*What you have to do:* The full listing below should be printed word for word.

[Start of Attachment]

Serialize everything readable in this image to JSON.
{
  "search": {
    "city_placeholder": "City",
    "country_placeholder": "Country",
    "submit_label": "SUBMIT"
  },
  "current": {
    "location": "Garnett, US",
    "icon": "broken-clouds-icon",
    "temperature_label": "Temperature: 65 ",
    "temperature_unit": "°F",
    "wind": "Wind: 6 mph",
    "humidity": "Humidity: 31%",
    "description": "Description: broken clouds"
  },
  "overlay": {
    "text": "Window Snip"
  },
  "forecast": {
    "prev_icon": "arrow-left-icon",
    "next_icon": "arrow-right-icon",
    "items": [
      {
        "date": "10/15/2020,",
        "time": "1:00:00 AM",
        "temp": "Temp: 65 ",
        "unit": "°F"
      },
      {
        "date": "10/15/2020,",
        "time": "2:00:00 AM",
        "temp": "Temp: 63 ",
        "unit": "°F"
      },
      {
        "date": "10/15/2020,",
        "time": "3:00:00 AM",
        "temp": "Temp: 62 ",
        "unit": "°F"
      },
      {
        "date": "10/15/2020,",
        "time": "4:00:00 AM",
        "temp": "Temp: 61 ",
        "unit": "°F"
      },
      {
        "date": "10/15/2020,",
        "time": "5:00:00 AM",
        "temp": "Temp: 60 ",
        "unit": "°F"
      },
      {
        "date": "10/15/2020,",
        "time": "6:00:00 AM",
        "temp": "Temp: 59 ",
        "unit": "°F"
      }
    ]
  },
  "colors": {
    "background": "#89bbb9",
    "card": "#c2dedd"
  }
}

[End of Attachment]

*Result of the exercise:*
Serialize everything readable in this image to JSON.
{
  "search": {
    "city_placeholder": "City",
    "country_placeholder": "Country",
    "submit_label": "SUBMIT"
  },
  "current": {
    "location": "Garnett, US",
    "icon": "broken-clouds-icon",
    "temperature_label": "Temperature: 65 ",
    "temperature_unit": "°F",
    "wind": "Wind: 6 mph",
    "humidity": "Humidity: 31%",
    "description": "Description: broken clouds"
  },
  "overlay": {
    "text": "Window Snip"
  },
  "forecast": {
    "prev_icon": "arrow-left-icon",
    "next_icon": "arrow-right-icon",
    "items": [
      {
        "date": "10/15/2020,",
        "time": "1:00:00 AM",
        "temp": "Temp: 65 ",
        "unit": "°F"
      },
      {
        "date": "10/15/2020,",
        "time": "2:00:00 AM",
        "temp": "Temp: 63 ",
        "unit": "°F"
      },
      {
        "date": "10/15/2020,",
        "time": "3:00:00 AM",
        "temp": "Temp: 62 ",
        "unit": "°F"
      },
      {
        "date": "10/15/2020,",
        "time": "4:00:00 AM",
        "temp": "Temp: 61 ",
        "unit": "°F"
      },
      {
        "date": "10/15/2020,",
        "time": "5:00:00 AM",
        "temp": "Temp: 60 ",
        "unit": "°F"
      },
      {
        "date": "10/15/2020,",
        "time": "6:00:00 AM",
        "temp": "Temp: 59 ",
        "unit": "°F"
      }
    ]
  },
  "colors": {
    "background": "#89bbb9",
    "card": "#c2dedd"
  }
}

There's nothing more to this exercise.